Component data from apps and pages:
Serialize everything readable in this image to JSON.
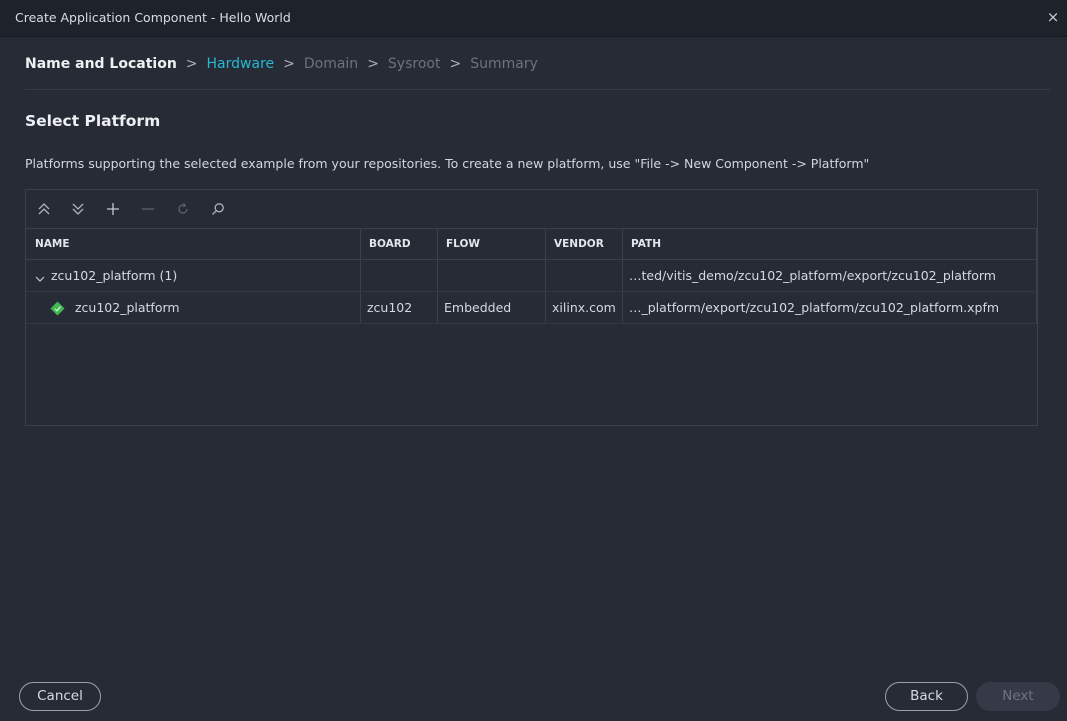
{
  "window": {
    "title": "Create Application Component - Hello World",
    "close_glyph": "×"
  },
  "breadcrumb": {
    "steps": [
      {
        "label": "Name and Location",
        "state": "done"
      },
      {
        "label": "Hardware",
        "state": "active"
      },
      {
        "label": "Domain",
        "state": "pending"
      },
      {
        "label": "Sysroot",
        "state": "pending"
      },
      {
        "label": "Summary",
        "state": "pending"
      }
    ],
    "separator": ">"
  },
  "section": {
    "title": "Select Platform",
    "description": "Platforms supporting the selected example from your repositories. To create a new platform, use \"File -> New Component -> Platform\""
  },
  "toolbar": {
    "icons": [
      "collapse-all-icon",
      "expand-all-icon",
      "add-icon",
      "remove-icon",
      "refresh-icon",
      "search-icon"
    ]
  },
  "table": {
    "columns": [
      "NAME",
      "BOARD",
      "FLOW",
      "VENDOR",
      "PATH"
    ],
    "rows": [
      {
        "name": "zcu102_platform (1)",
        "board": "",
        "flow": "",
        "vendor": "",
        "path": "…ted/vitis_demo/zcu102_platform/export/zcu102_platform",
        "expanded": true,
        "level": 0
      },
      {
        "name": "zcu102_platform",
        "board": "zcu102",
        "flow": "Embedded",
        "vendor": "xilinx.com",
        "path": "…_platform/export/zcu102_platform/zcu102_platform.xpfm",
        "level": 1,
        "icon": "platform-icon"
      }
    ]
  },
  "buttons": {
    "cancel": "Cancel",
    "back": "Back",
    "next": "Next"
  },
  "colors": {
    "accent": "#26b9d1",
    "background": "#262b36",
    "platform_icon": "#3fb950"
  }
}
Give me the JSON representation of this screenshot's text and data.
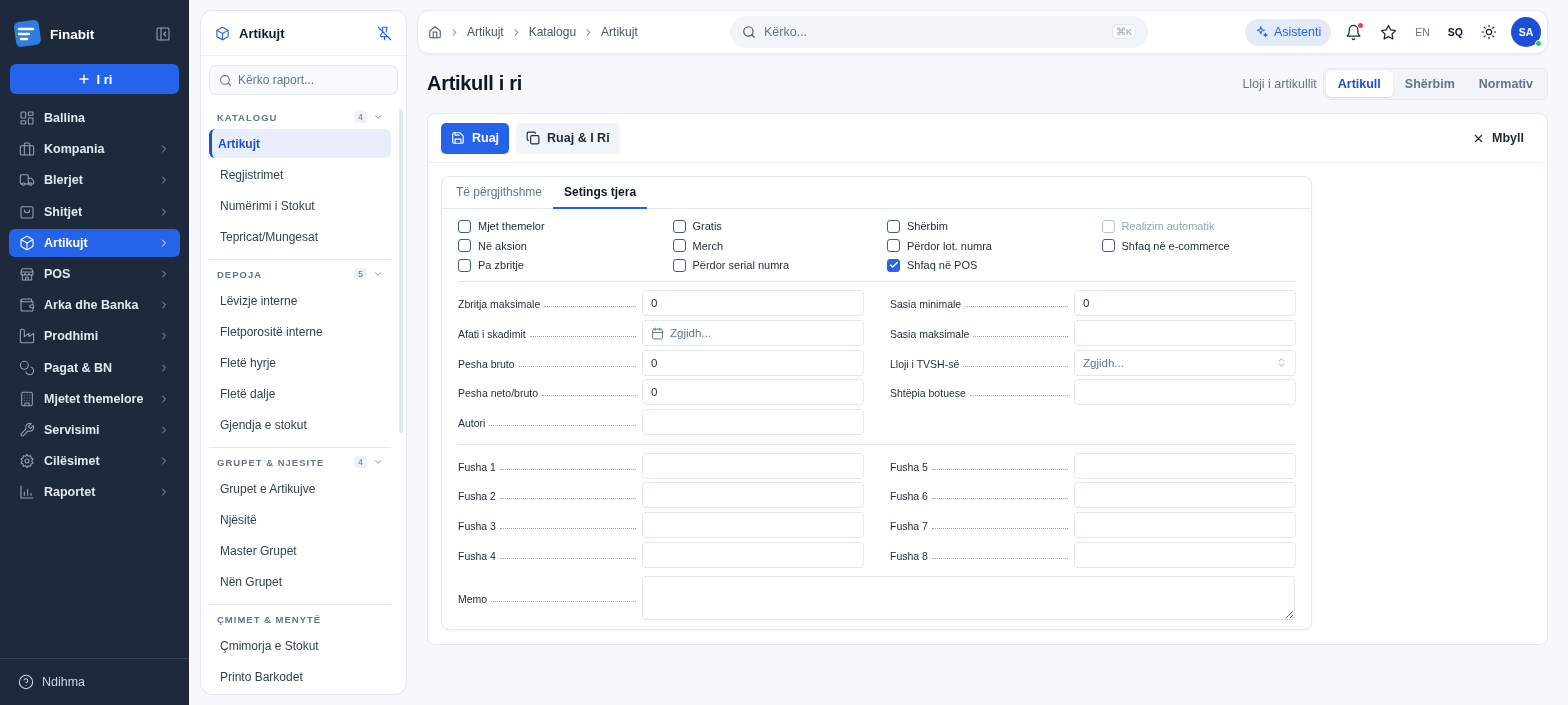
{
  "sidebar": {
    "brand": "Finabit",
    "new_button": "I ri",
    "items": [
      {
        "label": "Ballina",
        "selected": false,
        "submenu": false
      },
      {
        "label": "Kompania",
        "selected": false,
        "submenu": true
      },
      {
        "label": "Blerjet",
        "selected": false,
        "submenu": true
      },
      {
        "label": "Shitjet",
        "selected": false,
        "submenu": true
      },
      {
        "label": "Artikujt",
        "selected": true,
        "submenu": true
      },
      {
        "label": "POS",
        "selected": false,
        "submenu": true
      },
      {
        "label": "Arka dhe Banka",
        "selected": false,
        "submenu": true
      },
      {
        "label": "Prodhimi",
        "selected": false,
        "submenu": true
      },
      {
        "label": "Pagat & BN",
        "selected": false,
        "submenu": true
      },
      {
        "label": "Mjetet themelore",
        "selected": false,
        "submenu": true
      },
      {
        "label": "Servisimi",
        "selected": false,
        "submenu": true
      },
      {
        "label": "Cilësimet",
        "selected": false,
        "submenu": true
      },
      {
        "label": "Raportet",
        "selected": false,
        "submenu": true
      }
    ],
    "help": "Ndihma"
  },
  "panel": {
    "title": "Artikujt",
    "search": {
      "placeholder": "Kërko raport..."
    },
    "sections": [
      {
        "title": "KATALOGU",
        "count": "4",
        "expanded": true,
        "items": [
          {
            "label": "Artikujt",
            "selected": true
          },
          {
            "label": "Regjistrimet",
            "selected": false
          },
          {
            "label": "Numërimi i Stokut",
            "selected": false
          },
          {
            "label": "Tepricat/Mungesat",
            "selected": false
          }
        ]
      },
      {
        "title": "DEPOJA",
        "count": "5",
        "expanded": true,
        "items": [
          {
            "label": "Lëvizje interne",
            "selected": false
          },
          {
            "label": "Fletporositë interne",
            "selected": false
          },
          {
            "label": "Fletë hyrje",
            "selected": false
          },
          {
            "label": "Fletë dalje",
            "selected": false
          },
          {
            "label": "Gjendja e stokut",
            "selected": false
          }
        ]
      },
      {
        "title": "GRUPET & NJESITE",
        "count": "4",
        "expanded": true,
        "items": [
          {
            "label": "Grupet e Artikujve",
            "selected": false
          },
          {
            "label": "Njësitë",
            "selected": false
          },
          {
            "label": "Master Grupet",
            "selected": false
          },
          {
            "label": "Nën Grupet",
            "selected": false
          }
        ]
      },
      {
        "title": "ÇMIMET & MENYTË",
        "items": [
          {
            "label": "Çmimorja e Stokut",
            "selected": false
          },
          {
            "label": "Printo Barkodet",
            "selected": false
          }
        ]
      }
    ]
  },
  "topbar": {
    "breadcrumb": [
      "Artikujt",
      "Katalogu",
      "Artikujt"
    ],
    "search": {
      "placeholder": "Kërko...",
      "shortcut": "⌘K"
    },
    "assistant": "Asistenti",
    "has_unread": true,
    "languages": [
      {
        "label": "EN",
        "selected": false
      },
      {
        "label": "SQ",
        "selected": true
      }
    ],
    "avatar": "SA",
    "online": true
  },
  "page": {
    "title": "Artikull i ri",
    "type_label": "Lloji i artikullit",
    "types": [
      {
        "label": "Artikull",
        "selected": true
      },
      {
        "label": "Shërbim",
        "selected": false
      },
      {
        "label": "Normativ",
        "selected": false
      }
    ]
  },
  "toolbar": {
    "save": "Ruaj",
    "save_new": "Ruaj & I Ri",
    "close": "Mbyll"
  },
  "tabs": [
    {
      "label": "Të përgjithshme",
      "selected": false
    },
    {
      "label": "Setings tjera",
      "selected": true
    }
  ],
  "checkboxes": [
    {
      "label": "Mjet themelor",
      "checked": false,
      "disabled": false
    },
    {
      "label": "Gratis",
      "checked": false,
      "disabled": false
    },
    {
      "label": "Shërbim",
      "checked": false,
      "disabled": false
    },
    {
      "label": "Realizim automatik",
      "checked": false,
      "disabled": true
    },
    {
      "label": "Në aksion",
      "checked": false,
      "disabled": false
    },
    {
      "label": "Merch",
      "checked": false,
      "disabled": false
    },
    {
      "label": "Përdor lot. numra",
      "checked": false,
      "disabled": false
    },
    {
      "label": "Shfaq në e-commerce",
      "checked": false,
      "disabled": false
    },
    {
      "label": "Pa zbritje",
      "checked": false,
      "disabled": false
    },
    {
      "label": "Përdor serial numra",
      "checked": false,
      "disabled": false
    },
    {
      "label": "Shfaq në POS",
      "checked": true,
      "disabled": false
    }
  ],
  "fields_left": [
    {
      "label": "Zbritja maksimale",
      "kind": "text",
      "value": "0"
    },
    {
      "label": "Afati i skadimit",
      "kind": "date",
      "placeholder": "Zgjidh..."
    },
    {
      "label": "Pesha bruto",
      "kind": "text",
      "value": "0"
    },
    {
      "label": "Pesha neto/bruto",
      "kind": "text",
      "value": "0"
    },
    {
      "label": "Autori",
      "kind": "text"
    }
  ],
  "fields_right": [
    {
      "label": "Sasia minimale",
      "kind": "text",
      "value": "0"
    },
    {
      "label": "Sasia maksimale",
      "kind": "text"
    },
    {
      "label": "Lloji i TVSH-së",
      "kind": "select",
      "placeholder": "Zgjidh..."
    },
    {
      "label": "Shtëpia botuese",
      "kind": "text"
    }
  ],
  "custom_fields": [
    {
      "label": "Fusha 1"
    },
    {
      "label": "Fusha 2"
    },
    {
      "label": "Fusha 3"
    },
    {
      "label": "Fusha 4"
    },
    {
      "label": "Fusha 5"
    },
    {
      "label": "Fusha 6"
    },
    {
      "label": "Fusha 7"
    },
    {
      "label": "Fusha 8"
    }
  ],
  "memo": {
    "label": "Memo"
  }
}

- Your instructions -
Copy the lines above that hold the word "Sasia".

- Result -
      "label": "Sasia minimale",
      "label": "Sasia maksimale",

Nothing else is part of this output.